How often do we see two competitors enter the cage with nearly two dozen consecutive victories between them? In addition to seeing who will take home the shiny belt that’s on the line on Oct. 22, we will also get the answer to this tantalizing question: Which of these men will have the clock turned back on him and be reminded of what it feels like to finish a fight as second best?
And yet, I see Oliveira vs. Makhachev — the bout I’m most looking forward to among everything on the MMA schedule for the rest of 2022 — as something even more intriguing than just a matchup of two of the best on the planet. I also view this meeting as a clash of perception and expectations.
Why is that? The first thing that stood out to me when the title fight was booked was that Makhachev opened as a 2-to-1 betting favorite. I’m still trying to figure out the reasoning behind that.
Maybe it’s because we’ve seen Oliveira’s vulnerability in his past three fights. Michael Chandler, Dustin Poirier and Justin Gaethje all hurt and knocked down Oliveira before the Brazilian rallied to finish each of them. Meanwhile, Makhachev has just gone out and mauled everyone he has fought. And, the Dagestani has been the betting favorite in all 12 of his appearances in the Octagon — the longest active streak for a fighter to begin a UFC career. So maybe we’re just used to seeing the odds favor Makhachev.
But here’s the thing: Makhachev hasn’t been in the cage with anyone at the level of those three most recent Oliveira conquests.

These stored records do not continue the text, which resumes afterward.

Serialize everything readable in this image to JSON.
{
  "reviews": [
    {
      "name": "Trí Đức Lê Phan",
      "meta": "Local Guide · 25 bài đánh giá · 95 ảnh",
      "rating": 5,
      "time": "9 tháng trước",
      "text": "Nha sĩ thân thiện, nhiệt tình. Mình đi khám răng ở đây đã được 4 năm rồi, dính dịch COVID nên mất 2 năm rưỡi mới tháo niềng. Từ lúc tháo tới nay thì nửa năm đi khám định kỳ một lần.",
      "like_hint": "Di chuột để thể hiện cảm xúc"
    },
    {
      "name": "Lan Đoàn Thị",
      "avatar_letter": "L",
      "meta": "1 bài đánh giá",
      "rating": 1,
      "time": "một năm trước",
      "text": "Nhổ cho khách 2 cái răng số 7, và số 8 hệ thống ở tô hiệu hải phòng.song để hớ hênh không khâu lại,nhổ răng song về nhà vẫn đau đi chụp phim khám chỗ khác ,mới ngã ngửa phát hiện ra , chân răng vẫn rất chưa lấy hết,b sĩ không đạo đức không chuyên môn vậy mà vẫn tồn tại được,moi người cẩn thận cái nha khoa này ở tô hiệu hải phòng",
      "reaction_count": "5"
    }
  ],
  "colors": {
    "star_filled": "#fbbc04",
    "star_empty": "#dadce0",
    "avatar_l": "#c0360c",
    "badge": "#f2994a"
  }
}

Only one of Makhachev’s UFC opponents, Arman Tsarukyan, is ranked in the promotion’s lightweight top 10. Makhachev didn’t finish Tsarukyan, but he did take him down in all three rounds and, while landing only 14 significant strikes and not threatening a submission, maintained top control for nearly half of the fight.
So maybe Oliveira vs. Makhachev might best be seen through this lens: It’s a clash of unabated dominance vs. strength of schedule.
Perhaps what has swayed public perception was a proclamation by the universally respected Khabib Nurmagomedov. During his run as champ, Nurmagomedov insisted that Makhachev — his lifelong friend and training partner — was heir apparent to the throne. Are we all caught up in a Khabib 2.0 narrative? — Wagenheim